Research expertiseLab lead: Andy Wills, Professor in Psychology
Other research in this laboratory will be carried out by:
Dr. Elsa Fouragnan, Professor Roman Borisyuk
Sambrook T, Wills AJ, Hardwick B & Goslin J 2018 'Model-free and model-based reward prediction errors in EEG' NeuroImage PEARL
Wills AJ, O'Connell G, Edmunds CER & Inkster AB 2017 'Progress in modelling through distributed collaboration: Concepts, tools, and category-learning examples' Psychology of Learning and Motivation PEARL.Fouragnan E, Retzler C & Philiastides MG 2018 'Separate neural representations of prediction error valence and surprise: Evidence from an fMRI meta-analysis' Human Brain Mapping Author Site , DOI PEARL
Prokic EJ, Weston C,
Yamawaki N, Hall SD, Jones RS, Stanford IM, Ladds G, Woodhall GL.
(2015).Cortical oscillatory dynamics and benzodiazepine-site modulation of
tonic inhibition in fast-spiking interneurons. Neuropharmacology. 20;
Gooding-Williams G, Prokic EJ, Yamawaki N, Hall SD, Stanford IM, Woodhall
GL.(2014). Spike Firing and IPSPs in Layer V Pyramidal Neurons during Beta
Oscillations in RatPrimary Motor Cortex (M1) InVitro. PLoS ONE, 9(1):e85109.
McAllister CJ, Woodhall GL, Stanford & Hall SD. (2013). A multimodal
perspective on the composition of cortical oscillations.
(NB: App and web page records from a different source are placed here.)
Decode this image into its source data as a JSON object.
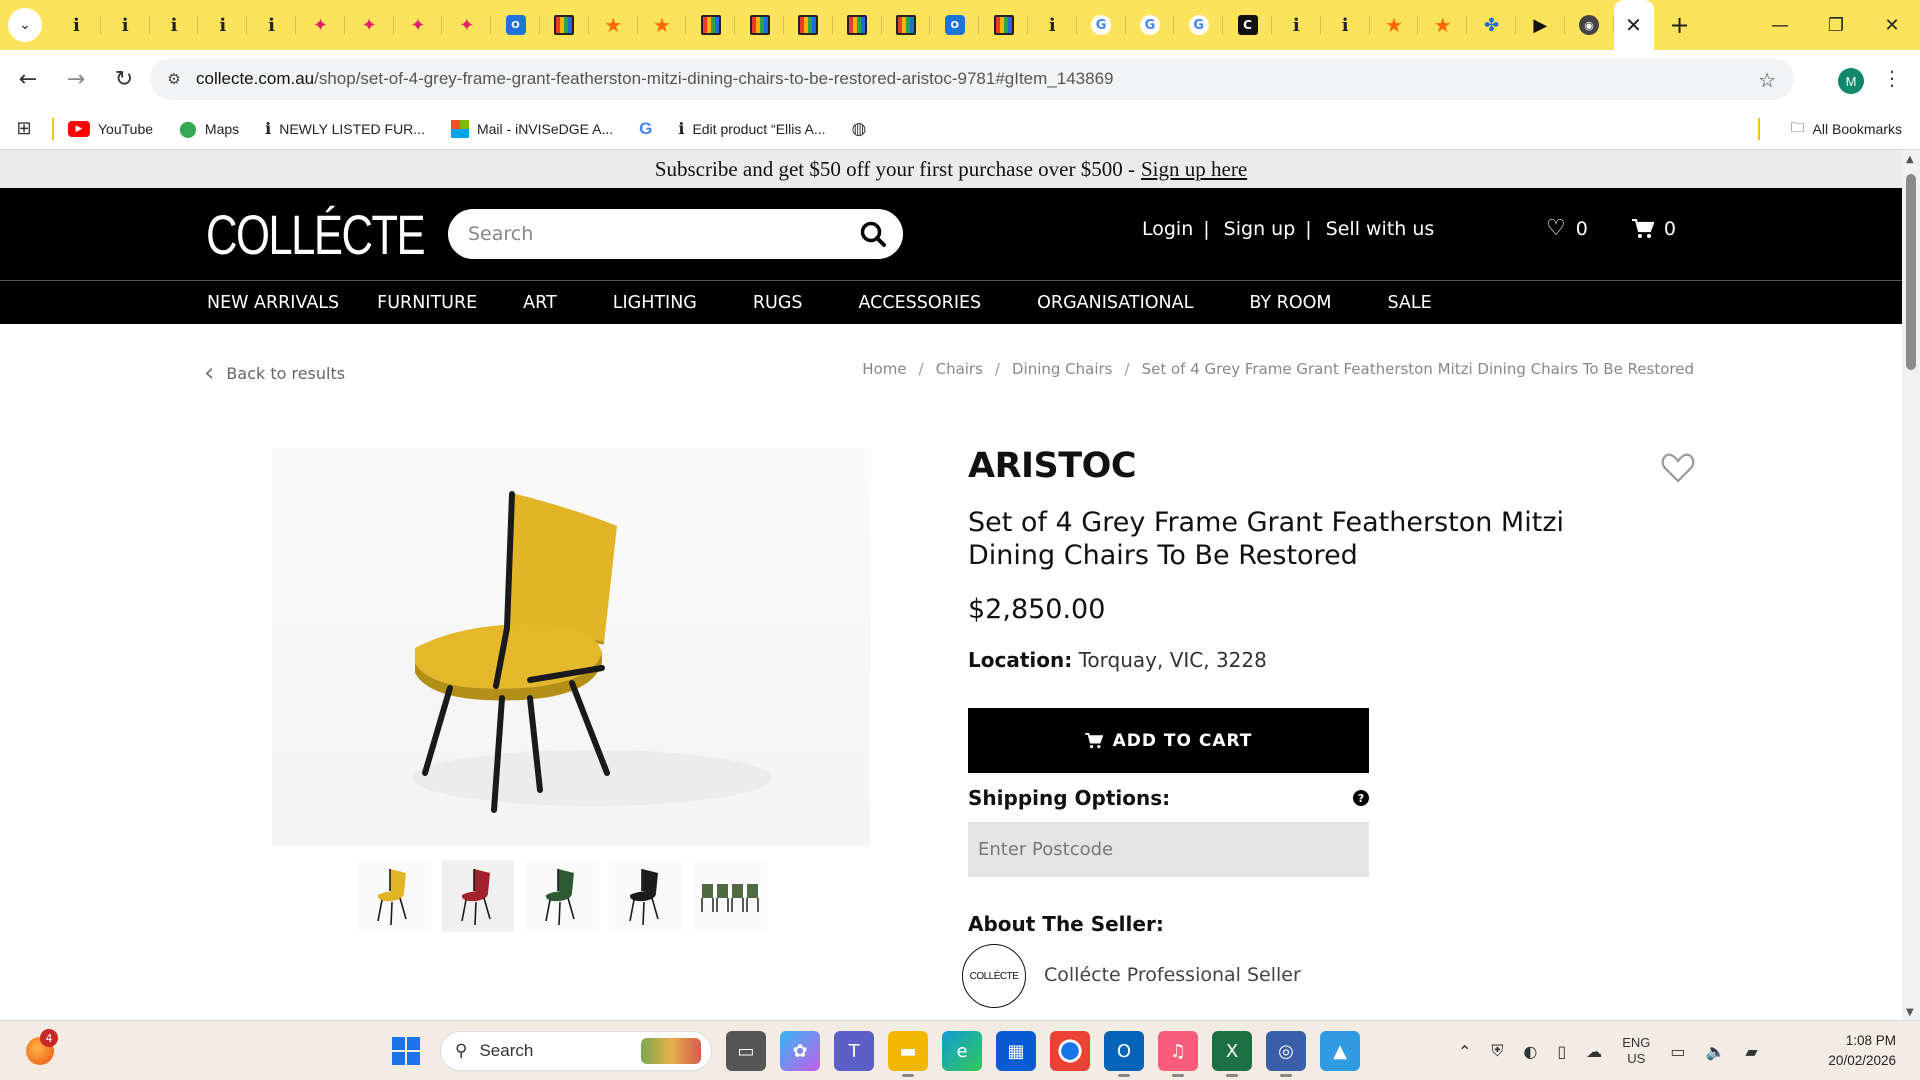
{
  "browser": {
    "tabs": [
      {
        "icon": "info-icon",
        "glyph": "i"
      },
      {
        "icon": "info-icon",
        "glyph": "i"
      },
      {
        "icon": "info-icon",
        "glyph": "i"
      },
      {
        "icon": "info-icon",
        "glyph": "i"
      },
      {
        "icon": "info-icon",
        "glyph": "i"
      },
      {
        "icon": "bird-icon",
        "glyph": "✦"
      },
      {
        "icon": "bird-icon",
        "glyph": "✦"
      },
      {
        "icon": "bird-icon",
        "glyph": "✦"
      },
      {
        "icon": "bird-icon",
        "glyph": "✦"
      },
      {
        "icon": "outlook-icon",
        "glyph": "O"
      },
      {
        "icon": "gumtree-icon",
        "glyph": ""
      },
      {
        "icon": "star-icon",
        "glyph": "★"
      },
      {
        "icon": "star-icon",
        "glyph": "★"
      },
      {
        "icon": "gumtree-icon",
        "glyph": ""
      },
      {
        "icon": "gumtree-icon",
        "glyph": ""
      },
      {
        "icon": "gumtree-icon",
        "glyph": ""
      },
      {
        "icon": "gumtree-icon",
        "glyph": ""
      },
      {
        "icon": "gumtree-icon",
        "glyph": ""
      },
      {
        "icon": "outlook-icon",
        "glyph": "O"
      },
      {
        "icon": "gumtree-icon",
        "glyph": ""
      },
      {
        "icon": "info-icon",
        "glyph": "i"
      },
      {
        "icon": "google-icon",
        "glyph": "G"
      },
      {
        "icon": "google-icon",
        "glyph": "G"
      },
      {
        "icon": "google-icon",
        "glyph": "G"
      },
      {
        "icon": "c-icon",
        "glyph": "C"
      },
      {
        "icon": "info-icon",
        "glyph": "i"
      },
      {
        "icon": "info-icon",
        "glyph": "i"
      },
      {
        "icon": "star-icon",
        "glyph": "★"
      },
      {
        "icon": "star-icon",
        "glyph": "★"
      },
      {
        "icon": "blue-app-icon",
        "glyph": "✤"
      },
      {
        "icon": "play-icon",
        "glyph": "▶"
      },
      {
        "icon": "chrome-icon",
        "glyph": "◉"
      }
    ],
    "active_tab_close": "✕",
    "new_tab": "+",
    "url_host": "collecte.com.au",
    "url_path": "/shop/set-of-4-grey-frame-grant-featherston-mitzi-dining-chairs-to-be-restored-aristoc-9781#gItem_143869",
    "profile_initial": "M",
    "bookmarks": [
      {
        "icon": "youtube-icon",
        "label": "YouTube"
      },
      {
        "icon": "maps-icon",
        "label": "Maps"
      },
      {
        "icon": "info-icon",
        "label": "NEWLY LISTED FUR..."
      },
      {
        "icon": "microsoft-icon",
        "label": "Mail - iNVISeDGE A..."
      },
      {
        "icon": "google-icon",
        "label": ""
      },
      {
        "icon": "info-icon",
        "label": "Edit product “Ellis A..."
      },
      {
        "icon": "globe-icon",
        "label": ""
      }
    ],
    "all_bookmarks": "All Bookmarks"
  },
  "site": {
    "promo_text": "Subscribe and get $50 off your first purchase over $500 -",
    "promo_link": "Sign up here",
    "logo": "COLLÉCTE",
    "search_placeholder": "Search",
    "account_links": [
      "Login",
      "Sign up",
      "Sell with us"
    ],
    "wishlist_count": "0",
    "cart_count": "0",
    "nav": [
      {
        "label": "NEW ARRIVALS",
        "width": 38
      },
      {
        "label": "FURNITURE",
        "width": 56
      },
      {
        "label": "ART",
        "width": 56
      },
      {
        "label": "LIGHTING",
        "width": 56
      },
      {
        "label": "RUGS",
        "width": 56
      },
      {
        "label": "ACCESSORIES",
        "width": 56
      },
      {
        "label": "ORGANISATIONAL",
        "width": 56
      },
      {
        "label": "BY ROOM",
        "width": 56
      },
      {
        "label": "SALE",
        "width": 0
      }
    ],
    "back_label": "Back to results",
    "breadcrumb": [
      "Home",
      "Chairs",
      "Dining Chairs",
      "Set of 4 Grey Frame Grant Featherston Mitzi Dining Chairs To Be Restored"
    ],
    "product": {
      "brand": "ARISTOC",
      "title": "Set of 4 Grey Frame Grant Featherston Mitzi Dining Chairs To Be Restored",
      "price": "$2,850.00",
      "location_label": "Location:",
      "location_value": "Torquay, VIC, 3228",
      "add_to_cart": "ADD TO CART",
      "shipping_label": "Shipping Options:",
      "postcode_placeholder": "Enter Postcode",
      "about_seller": "About The Seller:",
      "seller_logo": "COLLÉCTE",
      "seller_name": "Collécte Professional Seller"
    },
    "thumbnails": [
      {
        "name": "thumb-yellow-chair",
        "color": "#e2b526"
      },
      {
        "name": "thumb-red-chair",
        "color": "#a3212c"
      },
      {
        "name": "thumb-green-chair",
        "color": "#2d5a33"
      },
      {
        "name": "thumb-black-chair",
        "color": "#1c1c1c"
      },
      {
        "name": "thumb-four-chairs",
        "color": "#4f6a42"
      }
    ]
  },
  "taskbar": {
    "widget_badge": "4",
    "search_label": "Search",
    "lang_line1": "ENG",
    "lang_line2": "US",
    "time": "1:08 PM",
    "date": "20/02/2026"
  }
}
Frontiers in Human
Neuroscience. 7, 132.
Yamawaki N, Magill
PJ, Woodhall GL, Hall, SD., & Stanford, IM. (2012). Frequency selectivity
and dopamine dependence of plasticity at cortico-subthalamic synapses.
Pirttimaki T, Hall SD
& Parri HR. (2011). Sustained neuronal activity generated by glial
plasticity. Journal of Neuroscience. 31(21): 7637-47.
Brookes M, Gibson, A,
Hall SD, Furlong PL, Barnes GR, Hillebrand, A, Francis S & Morris P.
(2005).GLM-beamformer method demonstrates stationary field, alpha ERD and gamma
ERS co-localisation with fMRI BOLD response in visual cortex. NeuroImage,
Brookes M, Gibson A,
Hall SD. Furlong PL, Barnes GR, Hillebrand A, Francis, S & Morris P.
(2004).A general linear model for MEG beamformer imaging. Neuroimage, 23(3):
Enhancing research through BRIC
The Computational Modelling Laboratory in the BRIC facility will provide Plymouth’s neuroscientists with access to high-performance computing and data storage facilities.
It will also offer a common working space for researchers and postgraduate students with interests in computational neuroscience.